What the task asks
Every record below should be repeated word for word, with the pictures left out.
** Exercise input follows **
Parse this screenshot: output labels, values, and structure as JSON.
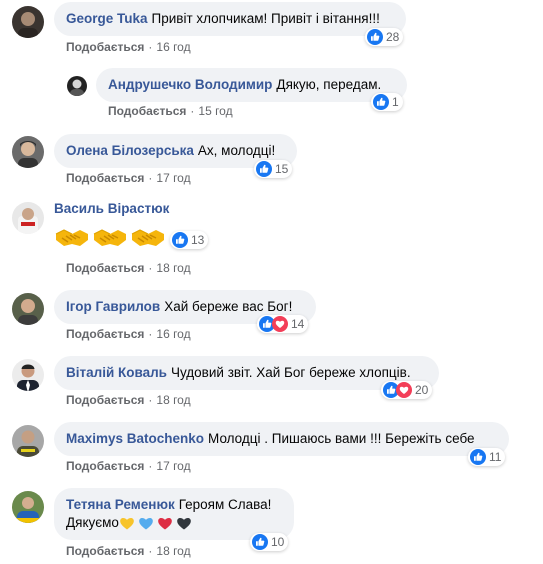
{
  "common": {
    "like_label": "Подобається",
    "separator": "·"
  },
  "comments": [
    {
      "author": "George Tuka",
      "text": "Привіт хлопчикам! Привіт і вітання!!!",
      "time": "16 год",
      "reactions": "28"
    },
    {
      "author": "Андрушечко Володимир",
      "text": "Дякую, передам.",
      "time": "15 год",
      "reactions": "1"
    },
    {
      "author": "Олена Білозерська",
      "text": "Ах, молодці!",
      "time": "17 год",
      "reactions": "15"
    },
    {
      "author": "Василь Вірастюк",
      "text": "",
      "time": "18 год",
      "reactions": "13"
    },
    {
      "author": "Ігор Гаврилов",
      "text": "Хай береже вас Бог!",
      "time": "16 год",
      "reactions": "14"
    },
    {
      "author": "Віталій Коваль",
      "text": "Чудовий звіт. Хай Бог береже хлопців.",
      "time": "18 год",
      "reactions": "20"
    },
    {
      "author": "Maximys Batochenko",
      "text": "Молодці . Пишаюсь вами !!! Бережіть себе",
      "time": "17 год",
      "reactions": "11"
    },
    {
      "author": "Тетяна Ременюк",
      "text": "Героям Слава!",
      "text2": "Дякуємо",
      "time": "18 год",
      "reactions": "10"
    }
  ],
  "icons": {
    "like": "like-icon",
    "love": "love-icon",
    "handshake": "handshake-emoji",
    "hearts": [
      "yellow-heart-emoji",
      "blue-heart-emoji",
      "red-heart-emoji",
      "black-heart-emoji"
    ]
  },
  "colors": {
    "like": "#1877f2",
    "love": "#f33e58",
    "author": "#385898",
    "bubble": "#f0f2f5"
  }
}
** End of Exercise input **
Answer box
Parse this screenshot: output labels, values, and structure as JSON.
{
  "common": {
    "like_label": "Подобається",
    "separator": "·"
  },
  "comments": [
    {
      "author": "George Tuka",
      "text": "Привіт хлопчикам! Привіт і вітання!!!",
      "time": "16 год",
      "reactions": "28"
    },
    {
      "author": "Андрушечко Володимир",
      "text": "Дякую, передам.",
      "time": "15 год",
      "reactions": "1"
    },
    {
      "author": "Олена Білозерська",
      "text": "Ах, молодці!",
      "time": "17 год",
      "reactions": "15"
    },
    {
      "author": "Василь Вірастюк",
      "text": "",
      "time": "18 год",
      "reactions": "13"
    },
    {
      "author": "Ігор Гаврилов",
      "text": "Хай береже вас Бог!",
      "time": "16 год",
      "reactions": "14"
    },
    {
      "author": "Віталій Коваль",
      "text": "Чудовий звіт. Хай Бог береже хлопців.",
      "time": "18 год",
      "reactions": "20"
    },
    {
      "author": "Maximys Batochenko",
      "text": "Молодці . Пишаюсь вами !!! Бережіть себе",
      "time": "17 год",
      "reactions": "11"
    },
    {
      "author": "Тетяна Ременюк",
      "text": "Героям Слава!",
      "text2": "Дякуємо",
      "time": "18 год",
      "reactions": "10"
    }
  ],
  "icons": {
    "like": "like-icon",
    "love": "love-icon",
    "handshake": "handshake-emoji",
    "hearts": [
      "yellow-heart-emoji",
      "blue-heart-emoji",
      "red-heart-emoji",
      "black-heart-emoji"
    ]
  },
  "colors": {
    "like": "#1877f2",
    "love": "#f33e58",
    "author": "#385898",
    "bubble": "#f0f2f5"
  }
}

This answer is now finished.